* What you are asked to do
Repeat the listing exactly, minus the pictures.

* Source information
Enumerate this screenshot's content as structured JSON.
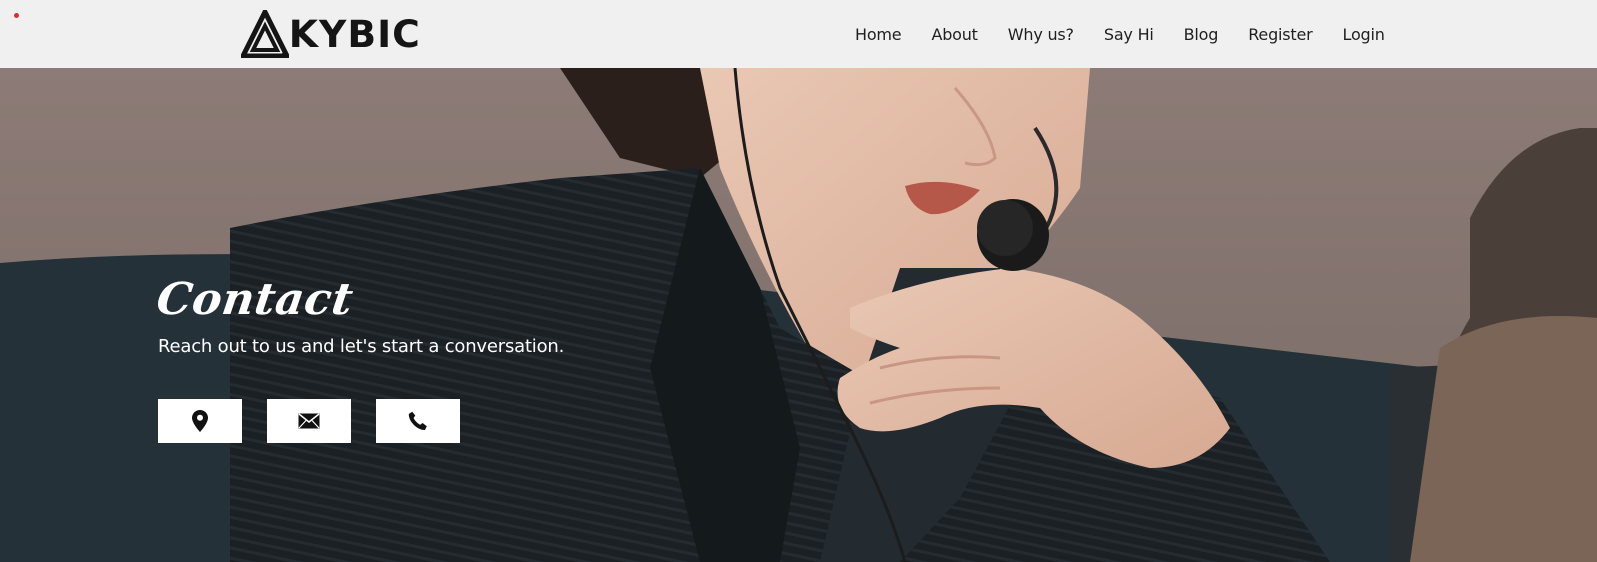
{
  "header": {
    "logo_text": "KYBIC",
    "nav": [
      {
        "label": "Home"
      },
      {
        "label": "About"
      },
      {
        "label": "Why us?"
      },
      {
        "label": "Say Hi"
      },
      {
        "label": "Blog"
      },
      {
        "label": "Register"
      },
      {
        "label": "Login"
      }
    ]
  },
  "hero": {
    "title": "Contact",
    "subtitle": "Reach out to us and let's start a conversation.",
    "buttons": [
      {
        "icon": "location-pin-icon"
      },
      {
        "icon": "envelope-icon"
      },
      {
        "icon": "phone-icon"
      }
    ]
  },
  "colors": {
    "header_bg": "#f0f0f0",
    "text_dark": "#1f1f1f",
    "accent_dot": "#d9302c",
    "button_bg": "#ffffff"
  }
}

* Problem solution
Enumerate this screenshot's content as structured JSON.
{
  "header": {
    "logo_text": "KYBIC",
    "nav": [
      {
        "label": "Home"
      },
      {
        "label": "About"
      },
      {
        "label": "Why us?"
      },
      {
        "label": "Say Hi"
      },
      {
        "label": "Blog"
      },
      {
        "label": "Register"
      },
      {
        "label": "Login"
      }
    ]
  },
  "hero": {
    "title": "Contact",
    "subtitle": "Reach out to us and let's start a conversation.",
    "buttons": [
      {
        "icon": "location-pin-icon"
      },
      {
        "icon": "envelope-icon"
      },
      {
        "icon": "phone-icon"
      }
    ]
  },
  "colors": {
    "header_bg": "#f0f0f0",
    "text_dark": "#1f1f1f",
    "accent_dot": "#d9302c",
    "button_bg": "#ffffff"
  }
}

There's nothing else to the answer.